This is the sixth Society for Range Management (SRM) Annual Meeting I’ve been privileged to attend over the years. I’ve just finished presenting my paper, “Effects of Biological Control Insects on Diffuse Knapweed,” so I’m free to shuttle between concurrent sessions, following threads that interest me. How bison grazing habits differ from those of cattle. How wolf re-introductions improve the health of rivers (by terrifying the elk that overuse riparian vegetation). How tallgrass prairie will disappear if it isn’t burned regularly.

A big event at SRM is the notoriously tough Range Plant Identification Contest, for range management students from Universities across the West. Time was when this Contest was owned by students from places like Nevada, Utah, Wyoming, but now the upstart Mexican and even Canadian students are horning in on the action. After the Contest is over, organizers let us ordinary mortals come in to have a look. We heave a sigh of collective but silent relief; thank god we don’t have to enter the Contest and put our ignorance on display.

We take a half-day bus tour to see a bit of the Yellowstone country. As we head east out of Billings on I-90, the amiable tour guide points out the town’s coal-fired electrical generating plant. “Uses two railcars of coal per day,” she says, more with pride than concern. I cringe, thinking of the poorly insulated walls and single glazing back in our room at the Howard Johnson. We leave the bus to do a frigid sprint to the top of Pompey’s Pillar, to see William Clark’s 1806 initials carved into the sandstone. According to the Doctrine of Discovery, this was one of the ways of taking possession of a country, by signing your name to it. You also had to inform the locals of the name of their new ruler.

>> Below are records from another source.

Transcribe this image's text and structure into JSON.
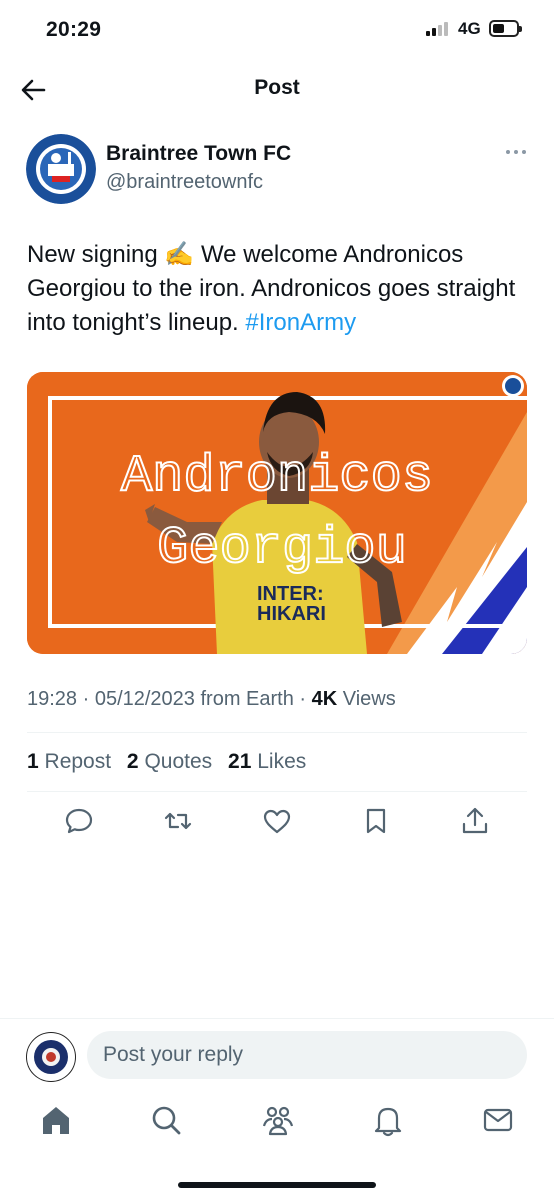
{
  "status_bar": {
    "time": "20:29",
    "network": "4G",
    "icons": [
      "signal-icon",
      "battery-icon"
    ]
  },
  "header": {
    "title": "Post",
    "back_icon": "back-arrow-icon"
  },
  "tweet": {
    "author_name": "Braintree Town FC",
    "author_handle": "@braintreetownfc",
    "text_before_hashtag": "New signing ✍️ We welcome Andronicos Georgiou to the iron. Andronicos goes straight into tonight’s lineup. ",
    "hashtag": "#IronArmy",
    "media": {
      "line1": "Andronicos",
      "line2": "Georgiou",
      "shirt_text_1": "INTER:",
      "shirt_text_2": "HIKARI",
      "background_color": "#e8681c"
    },
    "timestamp": "19:28 · 05/12/2023 from Earth · ",
    "views_count": "4K",
    "views_label": " Views",
    "reposts_count": "1",
    "reposts_label": "Repost",
    "quotes_count": "2",
    "quotes_label": "Quotes",
    "likes_count": "21",
    "likes_label": "Likes"
  },
  "actions": [
    "reply-icon",
    "repost-icon",
    "like-icon",
    "bookmark-icon",
    "share-icon"
  ],
  "reply": {
    "placeholder": "Post your reply"
  },
  "tab_bar": [
    "home-icon",
    "search-icon",
    "communities-icon",
    "notifications-icon",
    "messages-icon"
  ],
  "colors": {
    "accent": "#1d9bf0",
    "secondary_text": "#536471",
    "primary_text": "#0f1419"
  }
}
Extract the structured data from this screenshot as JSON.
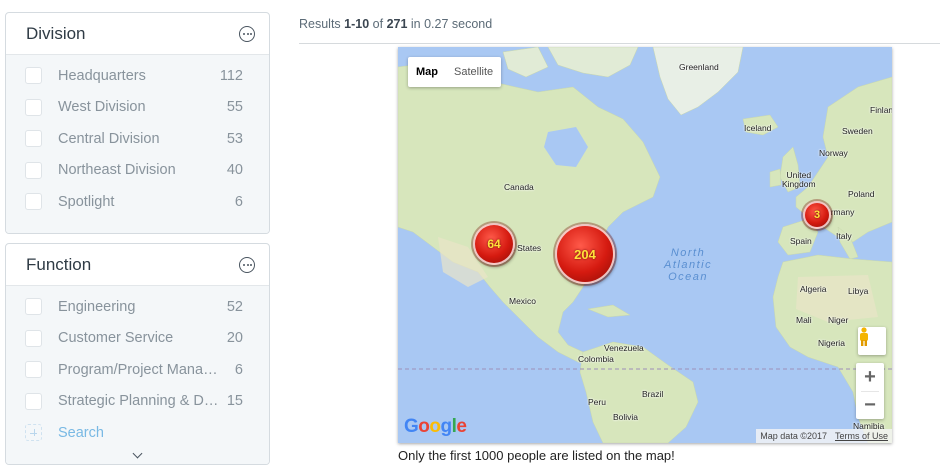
{
  "facets": [
    {
      "title": "Division",
      "items": [
        {
          "label": "Headquarters",
          "count": "112"
        },
        {
          "label": "West Division",
          "count": "55"
        },
        {
          "label": "Central Division",
          "count": "53"
        },
        {
          "label": "Northeast Division",
          "count": "40"
        },
        {
          "label": "Spotlight",
          "count": "6"
        }
      ]
    },
    {
      "title": "Function",
      "items": [
        {
          "label": "Engineering",
          "count": "52"
        },
        {
          "label": "Customer Service",
          "count": "20"
        },
        {
          "label": "Program/Project Management",
          "count": "6"
        },
        {
          "label": "Strategic Planning & Development",
          "count": "15"
        }
      ],
      "search_label": "Search"
    }
  ],
  "results": {
    "prefix": "Results ",
    "range": "1-10",
    "of_word": " of ",
    "total": "271",
    "suffix": " in 0.27 second"
  },
  "map": {
    "type_controls": {
      "map": "Map",
      "satellite": "Satellite"
    },
    "labels": {
      "greenland": "Greenland",
      "iceland": "Iceland",
      "finland": "Finlan",
      "sweden": "Sweden",
      "norway": "Norway",
      "uk": "United\nKingdom",
      "poland": "Poland",
      "germany": "ermany",
      "italy": "Italy",
      "spain": "Spain",
      "canada": "Canada",
      "us": "d States",
      "mexico": "Mexico",
      "venezuela": "Venezuela",
      "colombia": "Colombia",
      "brazil": "Brazil",
      "peru": "Peru",
      "bolivia": "Bolivia",
      "algeria": "Algeria",
      "libya": "Libya",
      "mali": "Mali",
      "niger": "Niger",
      "nigeria": "Nigeria",
      "namibia": "Namibia"
    },
    "ocean_label": "North\nAtlantic\nOcean",
    "clusters": [
      {
        "count": "64"
      },
      {
        "count": "204"
      },
      {
        "count": "3"
      }
    ],
    "zoom_in": "+",
    "zoom_out": "−",
    "logo": "Google",
    "attribution": "Map data ©2017",
    "terms": "Terms of Use",
    "colors": {
      "water": "#a9c8f3",
      "land": "#d7e6bc",
      "cluster": "#d51a10",
      "cluster_text": "#ffe23a"
    }
  },
  "caption": "Only the first 1000 people are listed on the map!"
}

On the bus trip back, I strike up a conversation with a grizzled veteran of some twenty-five previous SRM meetings. I ask him why Billings, why February. “We did one in Hawaii once,” he replied, “but the reviews weren’t that good. We’re hard-bitten ranchers and range guys, and I guess we’re more comfortable in places like Casper or Albuquerque.”

I saw his point. There’s no better place to focus the mind than Billings in February.